just copy what you said "some challenges including container management, scheduling, network configuration and security, and performance"

 

so I am understand that you think containers can give  negative aspects about performance

 

the question is if this is very minor affect or maybe major affect on performance

 

as I mentions we have two choices 

 

install kafka cluster from confluent with zoo and schema registry 

 

OR

 

install kafka using docker with zoo and schema registry  from confluent

 

third choice is:

 

install kafka cluster from HDF Kit ( with kafka + zoo + schema registry )

 

 

please give your professional opinion 

 

what is the best kafka cluster from these three options?  ( when focusing on performance side / production env)

 

 

Michael-Bronson

Mentor

@mike_bronson7 

 

Confluent and Kafka are inseparable 🙂 HDF also has good tooling around Kafka but what you decide on usually depends on the skillsets at hand.
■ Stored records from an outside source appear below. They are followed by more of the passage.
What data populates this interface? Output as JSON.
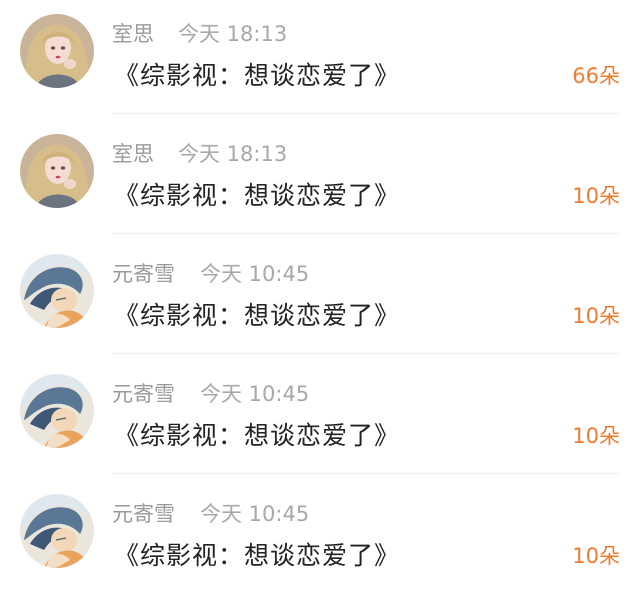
{
  "messages": [
    {
      "user": "室思",
      "time": "今天 18:13",
      "book_title": "《综影视：想谈恋爱了》",
      "gift": "66朵",
      "avatar_icon": "girl-avatar-icon"
    },
    {
      "user": "室思",
      "time": "今天 18:13",
      "book_title": "《综影视：想谈恋爱了》",
      "gift": "10朵",
      "avatar_icon": "girl-avatar-icon"
    },
    {
      "user": "元寄雪",
      "time": "今天 10:45",
      "book_title": "《综影视：想谈恋爱了》",
      "gift": "10朵",
      "avatar_icon": "boy-avatar-icon"
    },
    {
      "user": "元寄雪",
      "time": "今天 10:45",
      "book_title": "《综影视：想谈恋爱了》",
      "gift": "10朵",
      "avatar_icon": "boy-avatar-icon"
    },
    {
      "user": "元寄雪",
      "time": "今天 10:45",
      "book_title": "《综影视：想谈恋爱了》",
      "gift": "10朵",
      "avatar_icon": "boy-avatar-icon"
    }
  ],
  "colors": {
    "gift_orange": "#f07b2b",
    "name_gray": "#9a9a9a",
    "title_dark": "#222222"
  }
}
Containerized apps are now the norm with reasons as shared before but nevertheless, HDF 3.1 is package with SAM, Nifi, Ambari, Registry and Ranger quite a complete offering.

But the Dockerized version you have too many moving parts and synchronizing Kafka; zookeeper and registry could be a challenge without the good skillsets but the positive side goes to upgrades and deployment and portability OS agnostic.

The choice is yours 🙂

View solution in original post

you mentioned the HDF kit

 

until now we works with HDP and ambari

dose HDF is the same concept as HDP ? ( include the blueprint in case we want to automate the installation process ? )

Michael-Bronson

Mentor

@mike_bronson7 

Yes, it's possible to deploy HDF using Ambari blueprints.  If you compared an HDP and HDF blueprint you will notice a difference in the components section only.

Deploy HDF 1 using a blueprint

Deploy HDF 2 using a blueprint

Deploy HDF 3 using a blueprint

 Above are some links that show the possibility 

 

 

View solution in original post